The battle was long and obstinate. The address and agility of Huon enabled him to avoid the terrible blows which the ferocious Amaury aimed at him. But Huon had more than once drawn blood from his antagonist. The effect began to be perceived in the failing strength of the traitor; at last he threw himself from his horse, and, kneeling, begged for mercy. “Spare me,” he said, “and I will confess all. Aid me to rise and lead me to Charlemagne.” The brave and loyal Huon, at these words, put his sword under his left arm, and stretched out his right to raise the prostrate man, who seized the opportunity to give him a thrust in the side. The hauberk of Huon resisted the blow, and he was wounded but slightly. Transported with rage at this act of baseness, he forgot how necessary for his complete acquittal the confession of Amaury was, and without delay dealt him the fatal blow.
Duke Namo and the other peers approached, had the body of Amaury dragged forth from the lists, and conducted Huon to Charlemagne. The Emperor, however, listening to nothing but his resentment and grief for the death of his son, refused to be satisfied; and under the plea that Huon had not succeeded in making his accuser retract his charge, seemed resolved to confiscate his estates and to banish him forever from France. It was not till after long entreaties on the part of Duke Namo and the rest, that he consented to grant Huon his pardon, under conditions which he should impose.

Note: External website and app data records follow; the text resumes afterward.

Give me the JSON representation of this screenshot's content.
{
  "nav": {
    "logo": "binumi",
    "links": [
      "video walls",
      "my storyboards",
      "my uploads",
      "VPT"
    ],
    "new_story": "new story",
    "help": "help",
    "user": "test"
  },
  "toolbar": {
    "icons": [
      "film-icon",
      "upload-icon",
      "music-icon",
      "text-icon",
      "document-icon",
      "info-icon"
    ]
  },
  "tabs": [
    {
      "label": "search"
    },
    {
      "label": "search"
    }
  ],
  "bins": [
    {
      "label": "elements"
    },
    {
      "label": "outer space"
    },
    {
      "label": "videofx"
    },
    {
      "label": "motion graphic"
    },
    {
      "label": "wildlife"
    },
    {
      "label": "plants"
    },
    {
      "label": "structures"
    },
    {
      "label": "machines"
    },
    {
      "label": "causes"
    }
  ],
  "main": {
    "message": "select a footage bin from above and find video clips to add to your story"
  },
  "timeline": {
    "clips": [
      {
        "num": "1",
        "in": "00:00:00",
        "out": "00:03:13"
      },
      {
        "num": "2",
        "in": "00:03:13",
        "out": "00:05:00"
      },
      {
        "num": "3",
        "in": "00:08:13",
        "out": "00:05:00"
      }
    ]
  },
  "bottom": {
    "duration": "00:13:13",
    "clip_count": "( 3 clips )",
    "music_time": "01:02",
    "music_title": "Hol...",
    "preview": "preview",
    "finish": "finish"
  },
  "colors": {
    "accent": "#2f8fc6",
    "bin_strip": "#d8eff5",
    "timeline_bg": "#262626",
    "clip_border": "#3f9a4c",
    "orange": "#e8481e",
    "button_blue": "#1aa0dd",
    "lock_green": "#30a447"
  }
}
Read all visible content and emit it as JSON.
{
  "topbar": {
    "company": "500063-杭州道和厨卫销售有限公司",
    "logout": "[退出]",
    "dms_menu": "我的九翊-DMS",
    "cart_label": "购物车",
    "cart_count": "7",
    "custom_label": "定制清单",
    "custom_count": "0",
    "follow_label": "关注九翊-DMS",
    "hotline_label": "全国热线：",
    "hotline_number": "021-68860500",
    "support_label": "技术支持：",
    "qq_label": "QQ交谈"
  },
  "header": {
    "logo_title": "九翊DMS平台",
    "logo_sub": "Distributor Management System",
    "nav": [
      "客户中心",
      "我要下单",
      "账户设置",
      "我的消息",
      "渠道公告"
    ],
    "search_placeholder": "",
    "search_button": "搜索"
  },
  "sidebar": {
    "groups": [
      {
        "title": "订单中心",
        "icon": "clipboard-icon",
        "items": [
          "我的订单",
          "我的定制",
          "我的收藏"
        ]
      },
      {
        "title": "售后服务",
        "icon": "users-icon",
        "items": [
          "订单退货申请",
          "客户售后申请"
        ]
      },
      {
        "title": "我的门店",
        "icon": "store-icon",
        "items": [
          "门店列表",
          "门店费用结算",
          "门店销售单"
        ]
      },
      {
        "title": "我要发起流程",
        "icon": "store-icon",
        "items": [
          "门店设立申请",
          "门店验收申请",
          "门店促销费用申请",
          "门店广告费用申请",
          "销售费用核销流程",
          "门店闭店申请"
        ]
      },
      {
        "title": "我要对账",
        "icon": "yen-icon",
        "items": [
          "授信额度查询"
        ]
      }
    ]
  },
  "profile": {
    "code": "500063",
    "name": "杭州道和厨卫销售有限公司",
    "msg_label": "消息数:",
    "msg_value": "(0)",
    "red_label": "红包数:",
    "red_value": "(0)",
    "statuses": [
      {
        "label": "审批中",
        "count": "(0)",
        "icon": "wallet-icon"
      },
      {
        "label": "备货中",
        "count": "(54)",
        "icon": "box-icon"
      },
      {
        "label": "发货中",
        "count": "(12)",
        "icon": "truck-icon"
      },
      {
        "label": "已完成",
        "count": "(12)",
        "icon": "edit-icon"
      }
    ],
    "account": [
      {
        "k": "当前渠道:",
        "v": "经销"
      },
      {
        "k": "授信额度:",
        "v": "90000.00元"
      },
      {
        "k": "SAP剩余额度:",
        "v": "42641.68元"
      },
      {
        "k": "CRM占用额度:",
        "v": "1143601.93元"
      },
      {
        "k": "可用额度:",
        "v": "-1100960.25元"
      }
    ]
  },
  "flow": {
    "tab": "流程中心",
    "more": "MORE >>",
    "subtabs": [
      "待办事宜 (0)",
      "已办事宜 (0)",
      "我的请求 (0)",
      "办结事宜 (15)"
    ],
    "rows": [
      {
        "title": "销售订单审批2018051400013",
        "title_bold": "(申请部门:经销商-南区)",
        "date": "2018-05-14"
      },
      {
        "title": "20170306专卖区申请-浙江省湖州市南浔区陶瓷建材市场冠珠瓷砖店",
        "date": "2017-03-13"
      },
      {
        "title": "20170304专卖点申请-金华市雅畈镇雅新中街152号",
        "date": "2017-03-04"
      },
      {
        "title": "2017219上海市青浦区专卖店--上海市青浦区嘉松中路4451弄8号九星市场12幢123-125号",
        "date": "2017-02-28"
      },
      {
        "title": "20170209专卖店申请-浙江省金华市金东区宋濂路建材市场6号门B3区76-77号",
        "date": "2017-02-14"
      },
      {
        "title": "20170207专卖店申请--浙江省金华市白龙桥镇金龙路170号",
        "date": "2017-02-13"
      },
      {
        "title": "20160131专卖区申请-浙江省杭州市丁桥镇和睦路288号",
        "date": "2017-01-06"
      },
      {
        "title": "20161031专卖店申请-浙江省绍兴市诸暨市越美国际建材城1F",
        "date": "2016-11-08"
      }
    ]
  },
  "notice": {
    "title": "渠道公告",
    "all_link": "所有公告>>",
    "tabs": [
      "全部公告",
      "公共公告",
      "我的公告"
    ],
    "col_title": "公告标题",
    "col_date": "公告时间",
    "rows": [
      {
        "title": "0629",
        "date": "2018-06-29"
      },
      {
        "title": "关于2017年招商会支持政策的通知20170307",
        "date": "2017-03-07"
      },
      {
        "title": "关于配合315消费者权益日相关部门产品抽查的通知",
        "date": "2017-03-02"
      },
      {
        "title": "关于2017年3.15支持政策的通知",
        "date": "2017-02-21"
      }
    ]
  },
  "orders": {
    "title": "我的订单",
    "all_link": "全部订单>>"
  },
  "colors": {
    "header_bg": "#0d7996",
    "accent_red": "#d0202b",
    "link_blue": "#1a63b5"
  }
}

Huon approached, and knelt before the Emperor, rendered him homage, and cried him mercy for the involuntary killing of his son. Charlemagne would not receive the hands of Huon in his own, but touched him with his sceptre, saying, “I receive thy homage, and pardon thee the death of my son, but only on one condition. You shall go immediately to the court of the Sultan Gaudisso; you shall present yourself before him as he sits at meat; you shall cut off the head of the most illustrious guest whom you shall find sitting nearest to him; you shall kiss three times on the mouth the fair princess his daughter, and you shall demand of the sultan, as token of tribute to me, a handful of the white hair of his beard, and four grinders from his mouth.”
These conditions caused a murmur from all the assembly. “What!” said the Abbot of Cluny; “slaughter a Saracen prince without first offering him baptism?” “The second condition is not so hard,” said the young peers, “but the demand that Huon is bound to make of the old Sultan is very uncivil, and will be hard to obtain.”
The Emperor’s obstinacy when he had once resolved upon a thing is well known. To the courage of Huon nothing seemed impossible. “I accept the conditions,” said he, silencing the intercessions of the old Duke of Bavaria; “my liege, I accept my pardon at this price. I go to execute your commands, as your vassal and a peer of France.”
The Duke Namo and the Abbot of Cluny, being unable to obtain any relaxation of the sentence passed by Charlemagne, led forth the young Duke, who determined to set out at once on his expedition. All that the good Abbot could obtain of him was, that he should prepare for this perilous undertaking by going first to Rome, to pay his homage to the Pope, who was the brother of the Duchess Alice, Huon’s mother, and from him demand absolution and his blessing. Huon promised it, and forthwith set out on his way to Rome.
Last updated Monday, December 22, 2014 at 10:47